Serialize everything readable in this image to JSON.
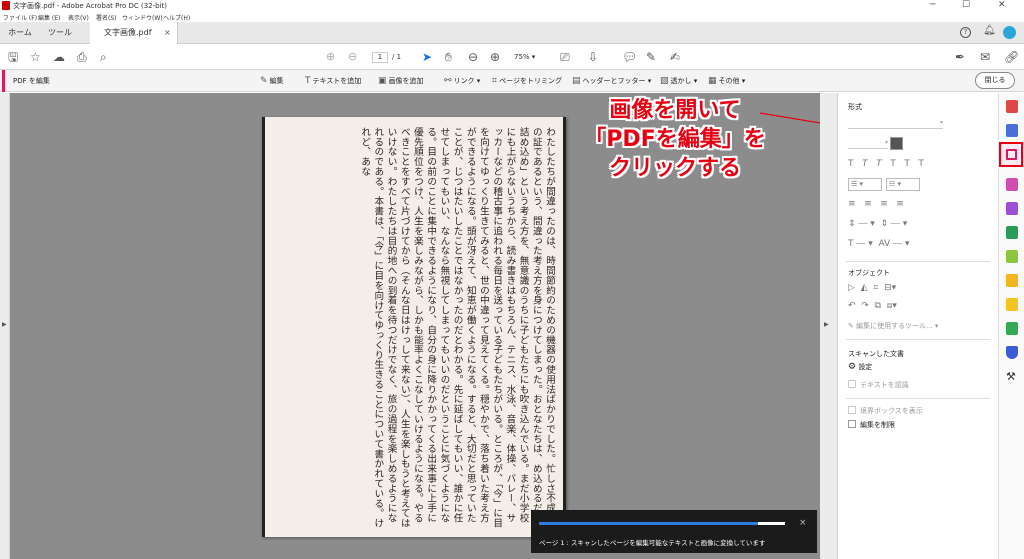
{
  "window": {
    "title": "文字画像.pdf - Adobe Acrobat Pro DC (32-bit)",
    "minimize": "─",
    "maximize": "☐",
    "close": "✕"
  },
  "menu": [
    "ファイル (F)",
    "編集 (E)",
    "表示(V)",
    "署名(S)",
    "ウィンドウ(W)",
    "ヘルプ(H)"
  ],
  "tabs": {
    "home": "ホーム",
    "tools": "ツール",
    "doc": "文字画像.pdf",
    "doc_close": "×"
  },
  "toolbar": {
    "page_current": "1",
    "page_total": "/ 1",
    "zoom": "75%"
  },
  "editbar": {
    "label": "PDF を編集",
    "items": [
      "編集",
      "テキストを追加",
      "画像を追加",
      "リンク",
      "ページをトリミング",
      "ヘッダーとフッター",
      "透かし",
      "その他"
    ],
    "close": "閉じる"
  },
  "page_text": "わたしたちが間違ったのは、時間節約のための機器の使用法ばかりでした。忙しさ不成功の証であるという、間違った考え方を身につけてしまった。おとなたちは、め込めるだけ詰め込め」という考え方を、無意識のうちに子どもたちにも吹き込んでいる。まだ小学校にも上がらないうちから、読み書きはもちろん、テニス、水泳、音楽、体操、バレー、サッカーなどの稽古事に追われる毎日を送っている子どもたちがいる。ところが、「今」に目を向けてゆっくり生きてみると、世の中違って見えてくる。穏やかで、落ち着いた考え方ができるようになる。頭が冴えて、知恵が働くようになる。すると、大切だと思っていたことが、じつはたいしたことではなかったのだとわかる。先に延ばしてもいい、誰かに任せてしまってもいい、なんなら無視してしまってもいいのだということに気づくようになる。目の前のことに集中できるようになり、自分の身に降りかかってくる出来事に上手に優先順位をつけ、人生を楽しみながら、しかも能率よくこなしていけるようになる。やるべきことをすべて片づけてから（そんな日はけっして来ない）、人生を楽しもうと考えてはいけない。わたしたちは目的地への到着を待つだけでなく、旅の過程を楽しめるようになれるのである。本書は、「今」に目を向けてゆっくり生きることについて書かれている。けれど、あな",
  "callout": {
    "line1": "画像を開いて",
    "line2": "「PDFを編集」を",
    "line3": "クリックする"
  },
  "progress": {
    "fraction": 0.89,
    "message": "ページ 1 : スキャンしたページを編集可能なテキストと画像に変換しています",
    "close": "×"
  },
  "panel": {
    "format_heading": "形式",
    "object_heading": "オブジェクト",
    "edit_with_tool": "編集に使用するツール...",
    "scanned_heading": "スキャンした文書",
    "settings": "設定",
    "recognize_text": "テキストを認識",
    "show_bounding_boxes": "境界ボックスを表示",
    "restrict_editing": "編集を制限"
  },
  "colors": {
    "accent_red": "#e60012",
    "pink": "#d81b60",
    "progress_blue": "#2d7de0"
  }
}
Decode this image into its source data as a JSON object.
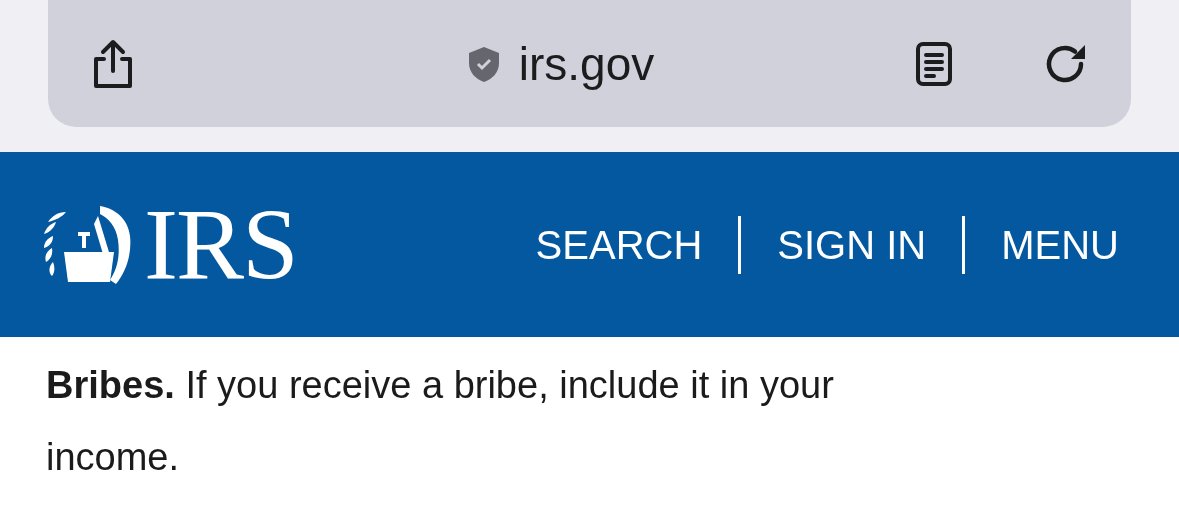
{
  "browser_bar": {
    "url": "irs.gov"
  },
  "header": {
    "logo_text": "IRS",
    "nav": [
      "SEARCH",
      "SIGN IN",
      "MENU"
    ]
  },
  "content": {
    "paragraph": "**Bribes.** If you receive a bribe, include it in your income."
  }
}
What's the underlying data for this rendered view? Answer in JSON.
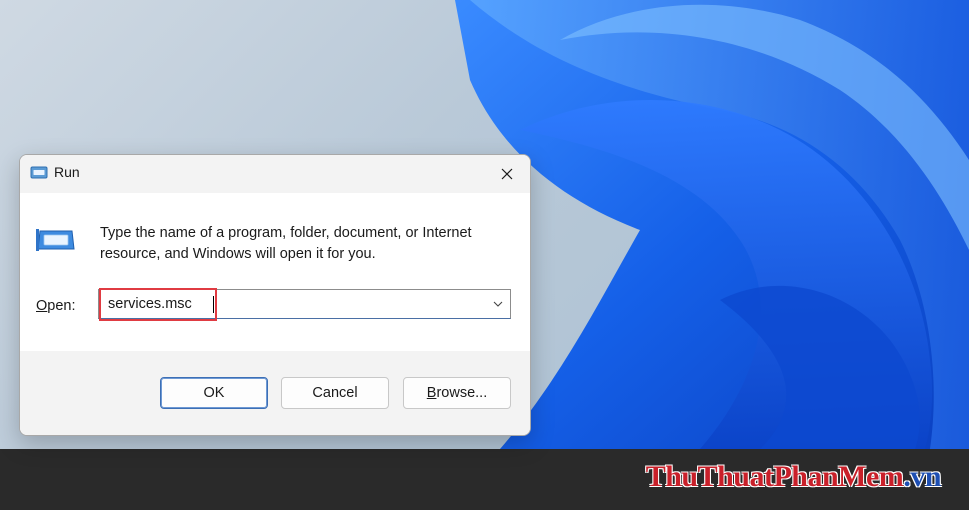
{
  "dialog": {
    "title": "Run",
    "description": "Type the name of a program, folder, document, or Internet resource, and Windows will open it for you.",
    "open_label_accel": "O",
    "open_label_rest": "pen:",
    "input_value": "services.msc",
    "buttons": {
      "ok": "OK",
      "cancel": "Cancel",
      "browse_accel": "B",
      "browse_rest": "rowse..."
    }
  },
  "watermark": {
    "text_main": "ThuThuatPhanMem",
    "text_suffix": ".vn"
  },
  "colors": {
    "highlight_border": "#e03b42",
    "taskbar": "#2a2a2a",
    "accent_blue": "#1e6ae8"
  },
  "icons": [
    "run-app-icon",
    "close-icon",
    "chevron-down-icon"
  ]
}
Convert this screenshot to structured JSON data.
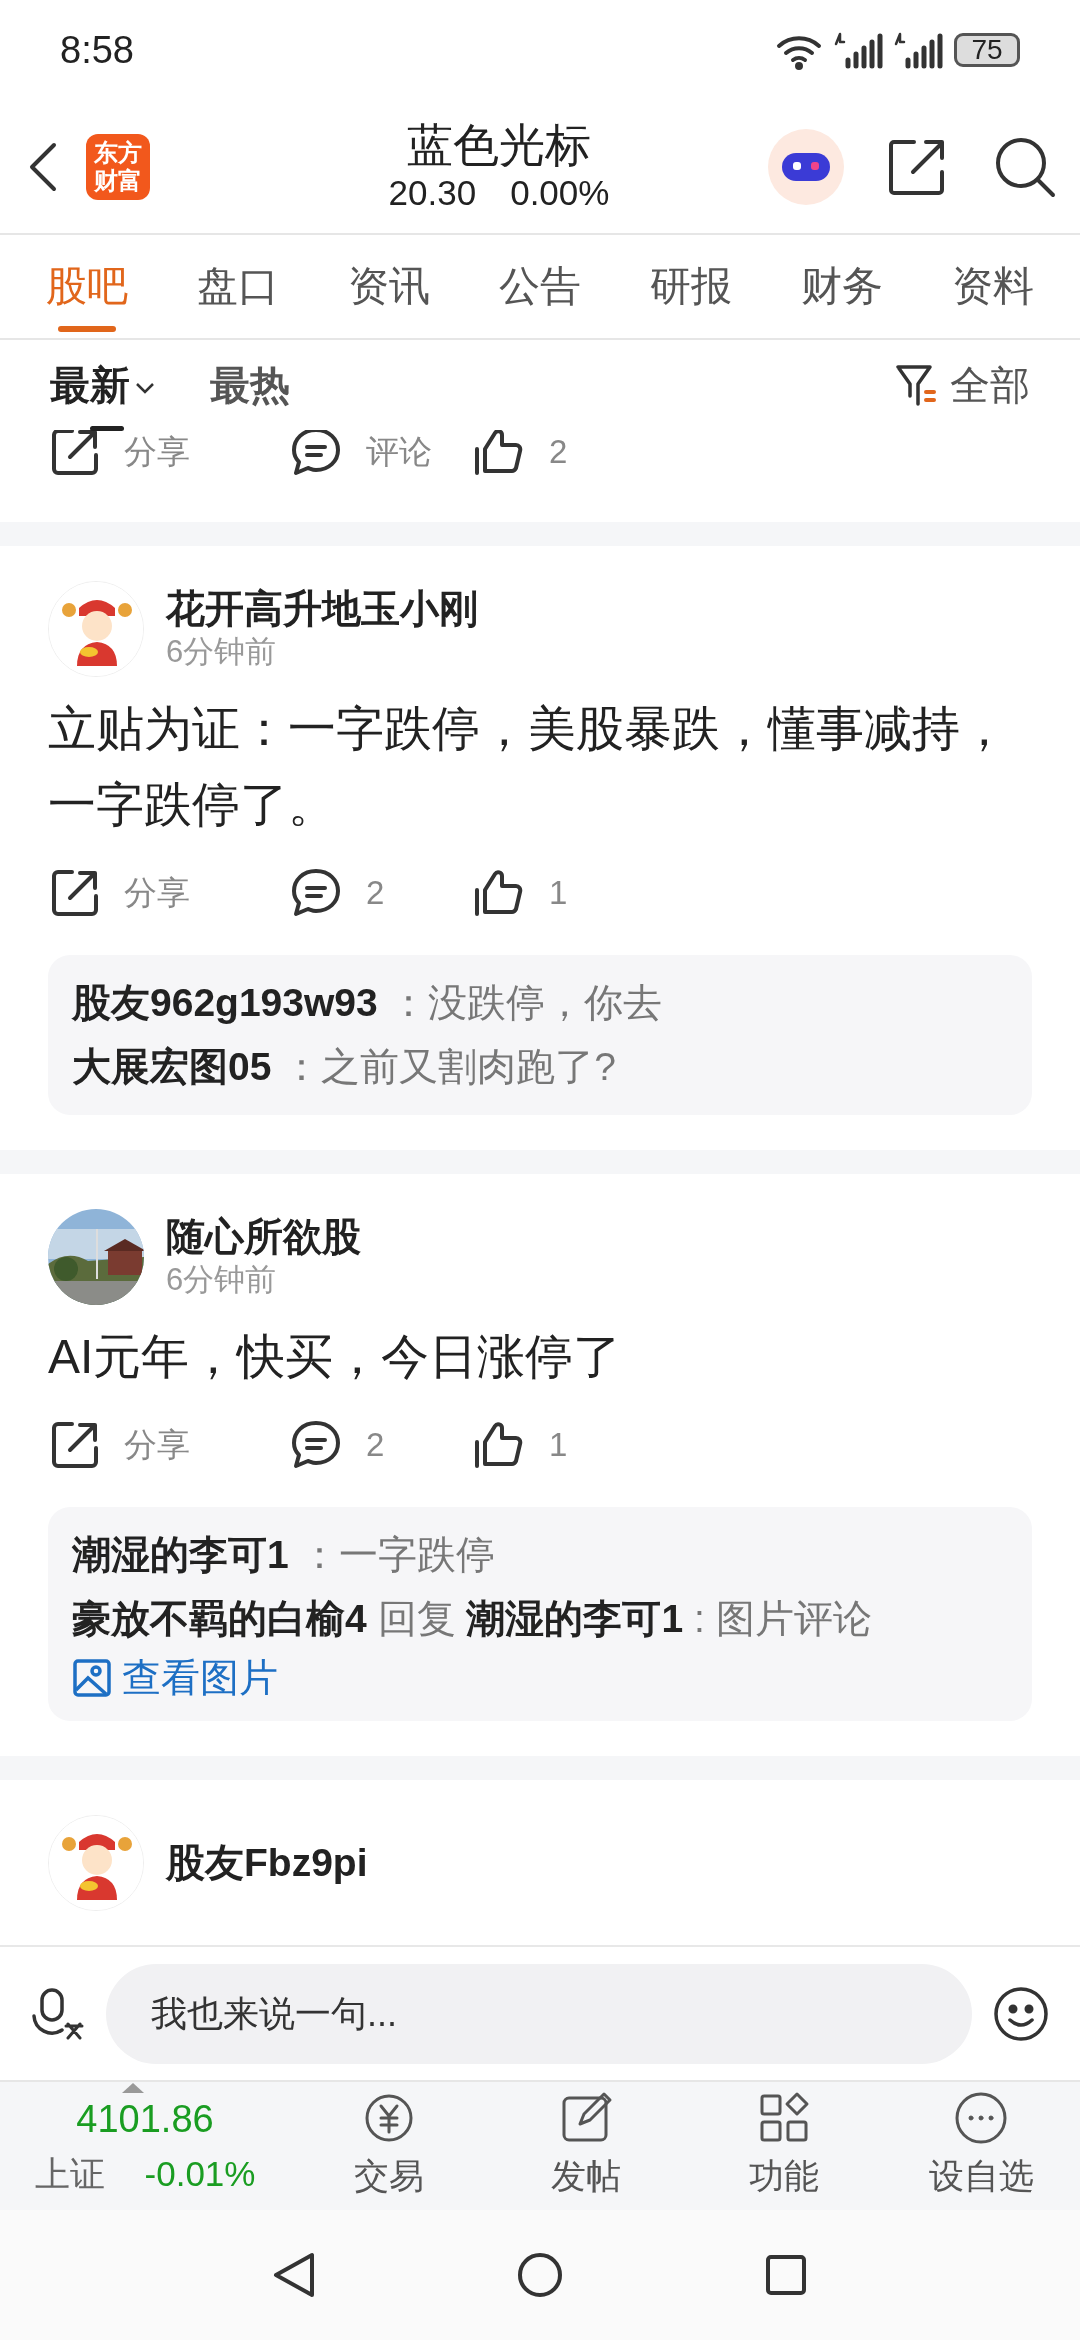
{
  "status_bar": {
    "time": "8:58",
    "battery": "75"
  },
  "header": {
    "logo_lines": [
      "东方",
      "财富"
    ],
    "title": "蓝色光标",
    "price": "20.30",
    "change": "0.00%"
  },
  "tabs": [
    {
      "label": "股吧",
      "selected": true
    },
    {
      "label": "盘口",
      "selected": false
    },
    {
      "label": "资讯",
      "selected": false
    },
    {
      "label": "公告",
      "selected": false
    },
    {
      "label": "研报",
      "selected": false
    },
    {
      "label": "财务",
      "selected": false
    },
    {
      "label": "资料",
      "selected": false
    }
  ],
  "sort_options": [
    {
      "label": "最新",
      "selected": true
    },
    {
      "label": "最热",
      "selected": false
    }
  ],
  "filter": {
    "label": "全部"
  },
  "partial_post": {
    "actions": {
      "share": "分享",
      "comment": "评论",
      "like": "2"
    }
  },
  "posts": [
    {
      "kind": "full",
      "avatar": {
        "kind": "figure"
      },
      "author": "花开高升地玉小刚",
      "time": "6分钟前",
      "body": "立贴为证：一字跌停，美股暴跌，懂事减持，一字跌停了。",
      "actions": {
        "share": "分享",
        "comment": "2",
        "like": "1"
      },
      "comments": [
        {
          "text": "**股友962g193w93** ：没跌停，你去"
        },
        {
          "text": "**大展宏图05** ：之前又割肉跑了?"
        }
      ]
    },
    {
      "kind": "full",
      "avatar": {
        "kind": "picture"
      },
      "author": "随心所欲股",
      "time": "6分钟前",
      "body": "AI元年，快买，今日涨停了",
      "actions": {
        "share": "分享",
        "comment": "2",
        "like": "1"
      },
      "comments": [
        {
          "text": "**潮湿的李可1** ：一字跌停"
        },
        {
          "text": "**豪放不羁的白榆4** 回复 **潮湿的李可1** : 图片评论",
          "link": "查看图片"
        }
      ]
    },
    {
      "kind": "partial",
      "avatar": {
        "kind": "figure"
      },
      "author": "股友Fbz9pi"
    }
  ],
  "comment_bar": {
    "placeholder": "我也来说一句..."
  },
  "index": {
    "value": "4101.86",
    "name": "上证",
    "change": "-0.01%"
  },
  "toolbar": [
    {
      "kind": "trade",
      "label": "交易"
    },
    {
      "kind": "post",
      "label": "发帖"
    },
    {
      "kind": "apps",
      "label": "功能"
    },
    {
      "kind": "more",
      "label": "设自选"
    }
  ]
}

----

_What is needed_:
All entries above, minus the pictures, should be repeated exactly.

_Problem solution_:
Serialize everything readable in this image to JSON.
{
  "window": {
    "title": "文字画像.pdf - Adobe Acrobat Pro DC (32-bit)",
    "minimize": "─",
    "maximize": "☐",
    "close": "✕"
  },
  "menu": [
    "ファイル (F)",
    "編集 (E)",
    "表示(V)",
    "署名(S)",
    "ウィンドウ(W)",
    "ヘルプ(H)"
  ],
  "tabs": {
    "home": "ホーム",
    "tools": "ツール",
    "doc": "文字画像.pdf",
    "doc_close": "×"
  },
  "toolbar": {
    "page_current": "1",
    "page_total": "/ 1",
    "zoom": "75%"
  },
  "editbar": {
    "label": "PDF を編集",
    "items": [
      "編集",
      "テキストを追加",
      "画像を追加",
      "リンク",
      "ページをトリミング",
      "ヘッダーとフッター",
      "透かし",
      "その他"
    ],
    "close": "閉じる"
  },
  "page_text": "わたしたちが間違ったのは、時間節約のための機器の使用法ばかりでした。忙しさ不成功の証であるという、間違った考え方を身につけてしまった。おとなたちは、め込めるだけ詰め込め」という考え方を、無意識のうちに子どもたちにも吹き込んでいる。まだ小学校にも上がらないうちから、読み書きはもちろん、テニス、水泳、音楽、体操、バレー、サッカーなどの稽古事に追われる毎日を送っている子どもたちがいる。ところが、「今」に目を向けてゆっくり生きてみると、世の中違って見えてくる。穏やかで、落ち着いた考え方ができるようになる。頭が冴えて、知恵が働くようになる。すると、大切だと思っていたことが、じつはたいしたことではなかったのだとわかる。先に延ばしてもいい、誰かに任せてしまってもいい、なんなら無視してしまってもいいのだということに気づくようになる。目の前のことに集中できるようになり、自分の身に降りかかってくる出来事に上手に優先順位をつけ、人生を楽しみながら、しかも能率よくこなしていけるようになる。やるべきことをすべて片づけてから（そんな日はけっして来ない）、人生を楽しもうと考えてはいけない。わたしたちは目的地への到着を待つだけでなく、旅の過程を楽しめるようになれるのである。本書は、「今」に目を向けてゆっくり生きることについて書かれている。けれど、あな",
  "callout": {
    "line1": "画像を開いて",
    "line2": "「PDFを編集」を",
    "line3": "クリックする"
  },
  "progress": {
    "fraction": 0.89,
    "message": "ページ 1 : スキャンしたページを編集可能なテキストと画像に変換しています",
    "close": "×"
  },
  "panel": {
    "format_heading": "形式",
    "object_heading": "オブジェクト",
    "edit_with_tool": "編集に使用するツール...",
    "scanned_heading": "スキャンした文書",
    "settings": "設定",
    "recognize_text": "テキストを認識",
    "show_bounding_boxes": "境界ボックスを表示",
    "restrict_editing": "編集を制限"
  },
  "colors": {
    "accent_red": "#e60012",
    "pink": "#d81b60",
    "progress_blue": "#2d7de0"
  }
}
Decode this image into its source data as a JSON object.
{
  "browser_bar": {
    "url": "irs.gov"
  },
  "header": {
    "logo_text": "IRS",
    "nav": [
      "SEARCH",
      "SIGN IN",
      "MENU"
    ]
  },
  "content": {
    "paragraph": "**Bribes.** If you receive a bribe, include it in your income."
  }
}
What's the underlying data for this rendered view? Answer in JSON.
{
  "dialog": {
    "title": "Run",
    "description": "Type the name of a program, folder, document, or Internet resource, and Windows will open it for you.",
    "open_label_accel": "O",
    "open_label_rest": "pen:",
    "input_value": "services.msc",
    "buttons": {
      "ok": "OK",
      "cancel": "Cancel",
      "browse_accel": "B",
      "browse_rest": "rowse..."
    }
  },
  "watermark": {
    "text_main": "ThuThuatPhanMem",
    "text_suffix": ".vn"
  },
  "colors": {
    "highlight_border": "#e03b42",
    "taskbar": "#2a2a2a",
    "accent_blue": "#1e6ae8"
  },
  "icons": [
    "run-app-icon",
    "close-icon",
    "chevron-down-icon"
  ]
}
Convert this screenshot to structured JSON data.
{
  "status_bar": {
    "time": "8:58",
    "battery": "75"
  },
  "header": {
    "logo_lines": [
      "东方",
      "财富"
    ],
    "title": "蓝色光标",
    "price": "20.30",
    "change": "0.00%"
  },
  "tabs": [
    {
      "label": "股吧",
      "selected": true
    },
    {
      "label": "盘口",
      "selected": false
    },
    {
      "label": "资讯",
      "selected": false
    },
    {
      "label": "公告",
      "selected": false
    },
    {
      "label": "研报",
      "selected": false
    },
    {
      "label": "财务",
      "selected": false
    },
    {
      "label": "资料",
      "selected": false
    }
  ],
  "sort_options": [
    {
      "label": "最新",
      "selected": true
    },
    {
      "label": "最热",
      "selected": false
    }
  ],
  "filter": {
    "label": "全部"
  },
  "partial_post": {
    "actions": {
      "share": "分享",
      "comment": "评论",
      "like": "2"
    }
  },
  "posts": [
    {
      "kind": "full",
      "avatar": {
        "kind": "figure"
      },
      "author": "花开高升地玉小刚",
      "time": "6分钟前",
      "body": "立贴为证：一字跌停，美股暴跌，懂事减持，一字跌停了。",
      "actions": {
        "share": "分享",
        "comment": "2",
        "like": "1"
      },
      "comments": [
        {
          "text": "**股友962g193w93** ：没跌停，你去"
        },
        {
          "text": "**大展宏图05** ：之前又割肉跑了?"
        }
      ]
    },
    {
      "kind": "full",
      "avatar": {
        "kind": "picture"
      },
      "author": "随心所欲股",
      "time": "6分钟前",
      "body": "AI元年，快买，今日涨停了",
      "actions": {
        "share": "分享",
        "comment": "2",
        "like": "1"
      },
      "comments": [
        {
          "text": "**潮湿的李可1** ：一字跌停"
        },
        {
          "text": "**豪放不羁的白榆4** 回复 **潮湿的李可1** : 图片评论",
          "link": "查看图片"
        }
      ]
    },
    {
      "kind": "partial",
      "avatar": {
        "kind": "figure"
      },
      "author": "股友Fbz9pi"
    }
  ],
  "comment_bar": {
    "placeholder": "我也来说一句..."
  },
  "index": {
    "value": "4101.86",
    "name": "上证",
    "change": "-0.01%"
  },
  "toolbar": [
    {
      "kind": "trade",
      "label": "交易"
    },
    {
      "kind": "post",
      "label": "发帖"
    },
    {
      "kind": "apps",
      "label": "功能"
    },
    {
      "kind": "more",
      "label": "设自选"
    }
  ]
}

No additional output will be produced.